GENERATIVE ARTIFICIAL intelligence (GenAI) is bound to secure its place in universities as many educators and students are already using it due to its rapid advancement, an instructional designer said.
University of Hong Kong instructional designer and lecturer Donn Gonda said modern learning practices have begun transforming into that which integrate content-creating algorithms like ChatGPT.
“The fact is technology is already here. Businesses are already using it and the corporate world is already moving towards it. They are already maximizing it,” Gonda said during the Alumni, Academe, Industry, and Government (AAIG) 2023 Multi-sectoral Summit last Friday, Sept. 29.
“We cannot avoid the fact that all these things would be pushing [to] a certain [extent] that (universities) might move to work a little bit to catch up on it…Modalities are already increasing in just a span of one year,” he added, referring to ChatGPT’s recently launched voice-to-text and image generator features.
Such developments, Gonda pointed out, have made GenAI use more prevalent among students and educators. According to him, those innovations and investments have an effect on the educational landscape.
“It’s not a separate bubble wherein business exists on one end and education exists on the other end. We’re actually melded in this space. We’re together in this space,” Gonda said.

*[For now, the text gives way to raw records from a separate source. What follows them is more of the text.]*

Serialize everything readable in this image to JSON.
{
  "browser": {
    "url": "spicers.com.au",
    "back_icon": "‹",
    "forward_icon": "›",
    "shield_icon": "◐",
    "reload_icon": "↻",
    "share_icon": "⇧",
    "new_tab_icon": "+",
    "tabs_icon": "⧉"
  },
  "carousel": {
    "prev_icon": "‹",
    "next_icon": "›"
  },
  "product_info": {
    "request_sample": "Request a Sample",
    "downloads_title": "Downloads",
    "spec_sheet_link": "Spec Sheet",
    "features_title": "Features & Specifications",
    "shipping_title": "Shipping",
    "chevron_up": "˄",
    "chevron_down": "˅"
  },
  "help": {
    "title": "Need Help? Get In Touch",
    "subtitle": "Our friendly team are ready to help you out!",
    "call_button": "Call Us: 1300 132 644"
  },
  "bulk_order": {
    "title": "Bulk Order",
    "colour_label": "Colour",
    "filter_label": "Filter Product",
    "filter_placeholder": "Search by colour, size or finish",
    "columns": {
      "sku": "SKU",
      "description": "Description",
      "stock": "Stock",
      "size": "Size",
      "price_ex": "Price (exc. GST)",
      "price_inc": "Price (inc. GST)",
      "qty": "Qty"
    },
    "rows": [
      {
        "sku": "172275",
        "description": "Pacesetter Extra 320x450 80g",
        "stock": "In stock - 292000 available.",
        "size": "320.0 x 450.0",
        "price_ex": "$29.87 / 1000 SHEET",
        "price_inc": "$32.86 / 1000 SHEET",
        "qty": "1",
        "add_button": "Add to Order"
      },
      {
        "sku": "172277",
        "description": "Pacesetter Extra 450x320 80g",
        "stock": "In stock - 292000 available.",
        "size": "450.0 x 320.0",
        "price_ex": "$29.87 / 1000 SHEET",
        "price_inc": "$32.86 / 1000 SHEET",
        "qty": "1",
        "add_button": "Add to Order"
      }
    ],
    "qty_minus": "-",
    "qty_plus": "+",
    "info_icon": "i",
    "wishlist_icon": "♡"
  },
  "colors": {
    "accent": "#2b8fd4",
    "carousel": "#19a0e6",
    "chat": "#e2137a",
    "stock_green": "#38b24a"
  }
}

To effectively incorporate GenAI in education, Gonda emphasized the need for a “human-centered” approach that focuses on the value that it could add to the productivity of educators and students. He added that while the integration of GenAI in education could have advantages, it must be grounded on values and beliefs to ensure its ethical use.
This was echoed by the Future of Education, Association of Southeast Asian Nations education advisor Ethel Agnes Pascua-Valenzuela, who cited the increasing use of AI in work and learning spaces.
“The transformation is here, we now need changes because technology is now forming the jobs. This is the future we want, this is what we truly need to transform our education faster,” Valenzuela said.
Government regulations and policies should also back the implementation of technology and AI into the education system to facilitate its “faster transformation,” she added.
“We need to transform with the help of the government, we cannot do this alone for teachers, students and schools. We can create an intelligent learning space…and completely transform the way we teach in classes. So, the intelligent learning space is using and maximizing technology in classrooms and workplaces,” Valenzuela said.
Carrying the theme, “Nexus: New Visions, New Frontiers, New Strategies and Practices,” the fifth AAIG Summit discussed the latest technology-driven strategies for education and community development. The two-day event was held on Sept. 29 and 30 in the Buenaventura Garcia Paredes, O.P. building and was organized by the UST Alumni Association Inc. in collaboration with the UST Center for Continuing Professional Education and Development. F – Ma. Alyanna Selda, Carlo Jose Ruga and Nolan Adrian Villamor, Jr.